§ **WORK REQUEST**:
Your answer should consist of each line below that includes the word "Farbaustausch".

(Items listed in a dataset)

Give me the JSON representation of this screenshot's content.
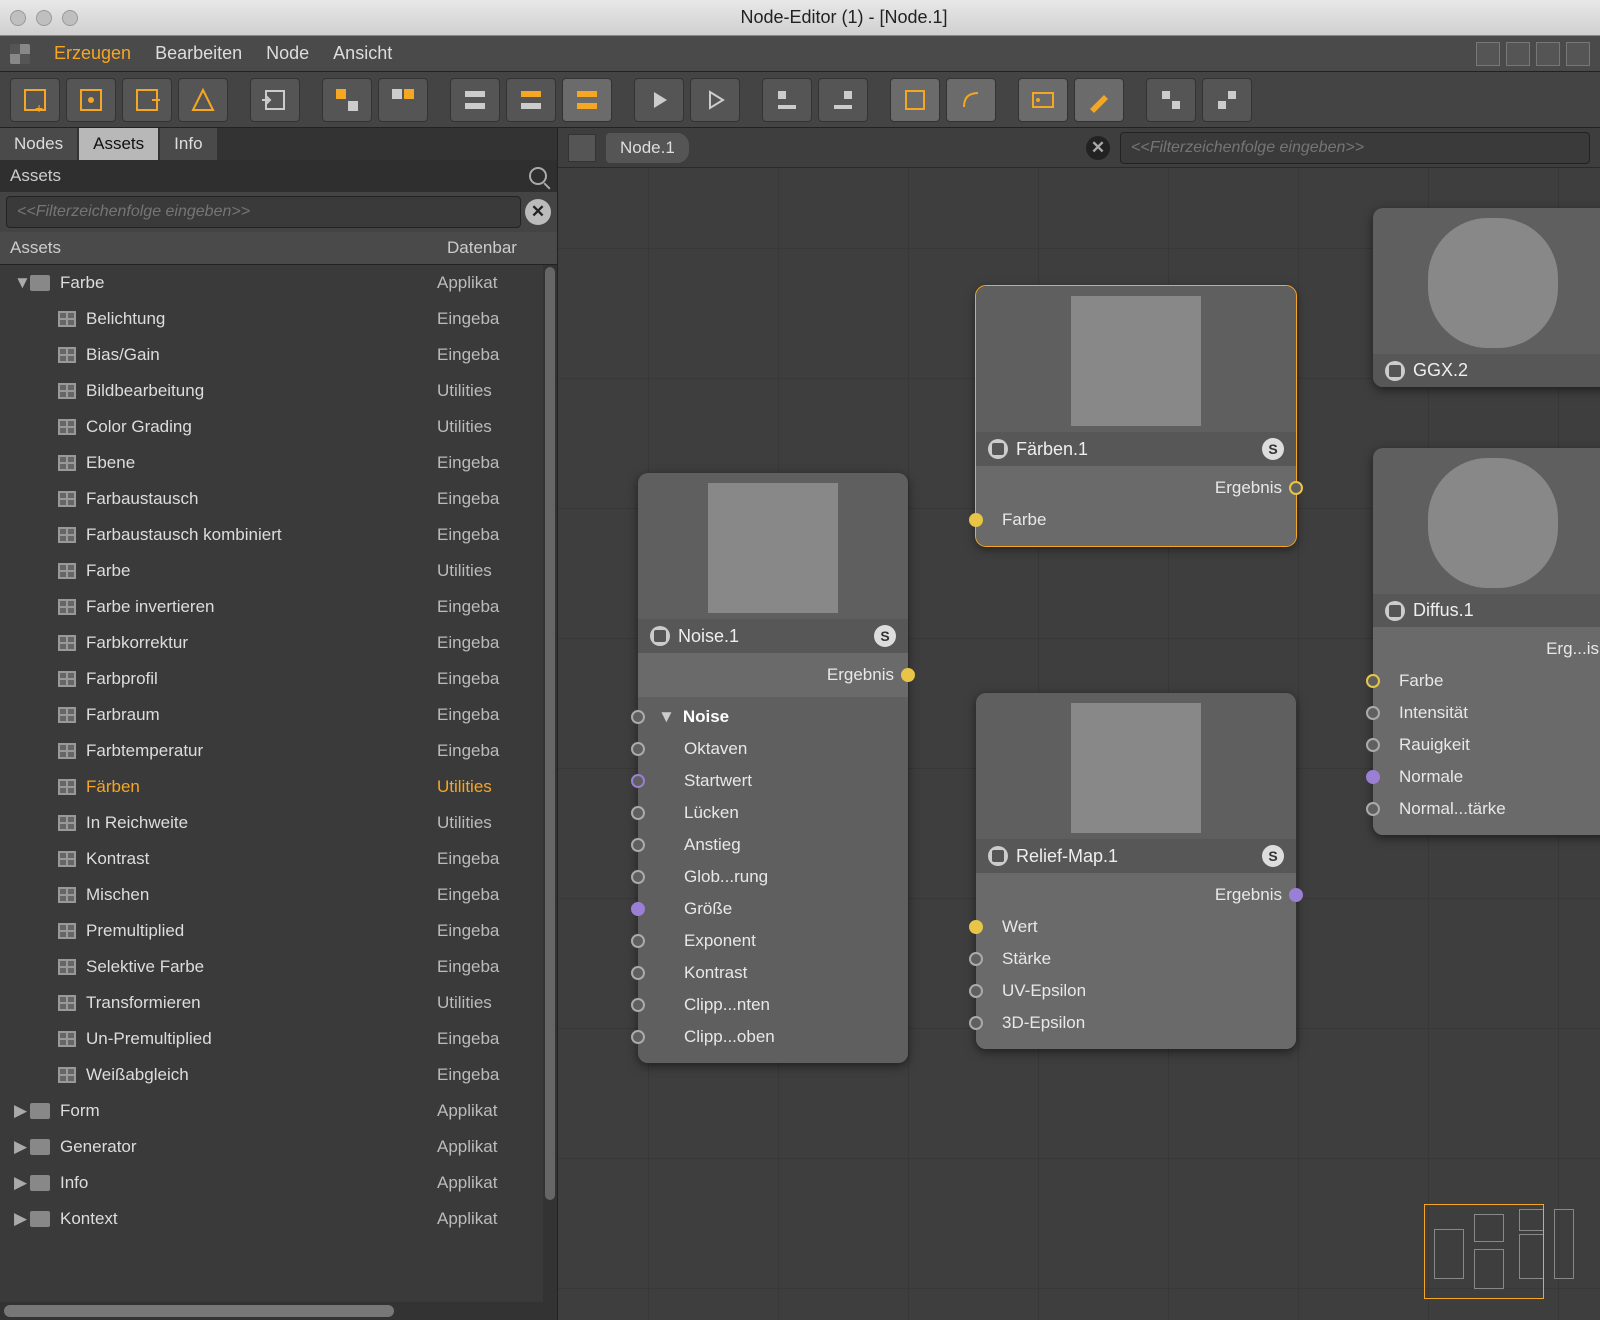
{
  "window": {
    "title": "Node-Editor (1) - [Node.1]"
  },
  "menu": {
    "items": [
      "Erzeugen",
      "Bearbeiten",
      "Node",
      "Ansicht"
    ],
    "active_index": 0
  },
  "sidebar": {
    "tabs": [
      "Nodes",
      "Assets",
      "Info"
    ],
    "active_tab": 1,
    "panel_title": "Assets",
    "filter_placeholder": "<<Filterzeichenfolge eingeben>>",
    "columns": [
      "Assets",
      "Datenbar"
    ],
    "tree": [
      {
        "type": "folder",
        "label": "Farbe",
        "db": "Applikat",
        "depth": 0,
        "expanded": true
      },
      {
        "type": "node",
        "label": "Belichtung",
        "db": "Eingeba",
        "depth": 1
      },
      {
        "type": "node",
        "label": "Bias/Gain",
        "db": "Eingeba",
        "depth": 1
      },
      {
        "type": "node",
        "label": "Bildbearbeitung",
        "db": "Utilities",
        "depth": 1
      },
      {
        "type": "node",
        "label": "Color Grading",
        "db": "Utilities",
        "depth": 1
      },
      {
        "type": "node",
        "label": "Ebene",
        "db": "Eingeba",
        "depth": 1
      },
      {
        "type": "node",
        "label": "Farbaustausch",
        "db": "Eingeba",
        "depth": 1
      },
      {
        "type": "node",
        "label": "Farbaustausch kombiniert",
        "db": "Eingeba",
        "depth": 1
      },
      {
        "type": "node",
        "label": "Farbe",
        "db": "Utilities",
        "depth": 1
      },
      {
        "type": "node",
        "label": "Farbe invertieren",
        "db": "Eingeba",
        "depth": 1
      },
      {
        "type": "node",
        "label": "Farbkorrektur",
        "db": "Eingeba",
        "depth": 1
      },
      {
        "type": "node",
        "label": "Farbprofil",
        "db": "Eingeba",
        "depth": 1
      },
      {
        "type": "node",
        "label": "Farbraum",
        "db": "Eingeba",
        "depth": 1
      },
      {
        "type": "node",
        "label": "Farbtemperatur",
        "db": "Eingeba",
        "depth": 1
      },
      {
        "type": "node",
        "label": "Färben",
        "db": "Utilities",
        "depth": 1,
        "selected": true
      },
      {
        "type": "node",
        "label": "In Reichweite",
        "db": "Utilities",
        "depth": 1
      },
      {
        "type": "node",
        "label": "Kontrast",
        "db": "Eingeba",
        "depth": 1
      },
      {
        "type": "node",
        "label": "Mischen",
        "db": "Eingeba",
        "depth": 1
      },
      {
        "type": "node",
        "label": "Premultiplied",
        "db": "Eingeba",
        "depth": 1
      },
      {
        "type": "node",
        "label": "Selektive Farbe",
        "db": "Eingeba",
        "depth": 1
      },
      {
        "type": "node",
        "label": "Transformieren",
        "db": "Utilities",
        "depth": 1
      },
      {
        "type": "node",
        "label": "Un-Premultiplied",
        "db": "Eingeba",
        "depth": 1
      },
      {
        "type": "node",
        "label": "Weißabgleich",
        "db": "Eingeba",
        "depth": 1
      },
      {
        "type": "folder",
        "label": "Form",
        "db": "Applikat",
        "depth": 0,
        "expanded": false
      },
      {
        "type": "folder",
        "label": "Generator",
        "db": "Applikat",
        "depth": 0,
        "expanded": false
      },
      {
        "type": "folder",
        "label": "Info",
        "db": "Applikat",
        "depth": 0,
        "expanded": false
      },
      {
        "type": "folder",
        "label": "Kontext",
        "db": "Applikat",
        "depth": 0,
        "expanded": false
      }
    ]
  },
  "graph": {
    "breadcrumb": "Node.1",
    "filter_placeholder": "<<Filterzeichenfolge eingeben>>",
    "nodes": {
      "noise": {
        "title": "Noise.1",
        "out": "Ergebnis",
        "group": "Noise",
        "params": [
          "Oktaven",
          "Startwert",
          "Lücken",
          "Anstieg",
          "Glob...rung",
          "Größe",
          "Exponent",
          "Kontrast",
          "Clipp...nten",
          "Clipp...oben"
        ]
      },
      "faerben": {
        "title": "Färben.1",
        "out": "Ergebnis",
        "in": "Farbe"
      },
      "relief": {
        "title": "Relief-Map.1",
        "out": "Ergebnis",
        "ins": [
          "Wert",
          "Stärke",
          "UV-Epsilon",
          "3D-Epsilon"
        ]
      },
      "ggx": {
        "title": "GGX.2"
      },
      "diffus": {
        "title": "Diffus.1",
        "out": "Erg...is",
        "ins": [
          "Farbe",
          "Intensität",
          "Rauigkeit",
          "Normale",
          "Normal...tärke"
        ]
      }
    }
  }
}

§ **SOLUTION TO THIS PROBLEM**:
        "label": "Farbaustausch",
        "label": "Farbaustausch kombiniert",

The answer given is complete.